**Material provided:**
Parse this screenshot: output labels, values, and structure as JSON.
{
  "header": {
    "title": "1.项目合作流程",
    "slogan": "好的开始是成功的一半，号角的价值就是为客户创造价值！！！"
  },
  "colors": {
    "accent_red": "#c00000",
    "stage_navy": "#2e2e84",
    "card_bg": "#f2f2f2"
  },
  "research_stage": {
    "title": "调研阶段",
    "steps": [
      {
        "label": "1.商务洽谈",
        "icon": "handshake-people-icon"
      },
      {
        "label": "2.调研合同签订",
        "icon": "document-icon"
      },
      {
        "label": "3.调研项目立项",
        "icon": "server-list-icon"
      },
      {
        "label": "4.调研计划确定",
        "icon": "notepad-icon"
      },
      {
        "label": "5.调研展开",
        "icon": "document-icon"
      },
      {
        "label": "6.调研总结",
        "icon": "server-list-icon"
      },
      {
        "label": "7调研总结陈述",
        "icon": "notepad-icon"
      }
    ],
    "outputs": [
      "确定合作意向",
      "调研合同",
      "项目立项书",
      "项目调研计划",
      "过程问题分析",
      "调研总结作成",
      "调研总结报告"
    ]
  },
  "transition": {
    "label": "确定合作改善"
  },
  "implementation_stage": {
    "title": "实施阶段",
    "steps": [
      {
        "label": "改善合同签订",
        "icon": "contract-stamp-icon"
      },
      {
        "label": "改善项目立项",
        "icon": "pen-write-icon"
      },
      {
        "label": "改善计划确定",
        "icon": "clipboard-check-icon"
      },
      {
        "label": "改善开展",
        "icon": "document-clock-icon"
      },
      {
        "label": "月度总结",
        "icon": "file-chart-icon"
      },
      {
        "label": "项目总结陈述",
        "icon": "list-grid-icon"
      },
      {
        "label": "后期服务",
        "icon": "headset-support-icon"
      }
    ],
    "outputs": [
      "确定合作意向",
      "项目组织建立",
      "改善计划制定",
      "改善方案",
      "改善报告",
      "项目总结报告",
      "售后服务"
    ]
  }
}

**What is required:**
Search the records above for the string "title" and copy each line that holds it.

**Output below:**
    "title": "1.项目合作流程",
    "title": "调研阶段",
    "title": "实施阶段",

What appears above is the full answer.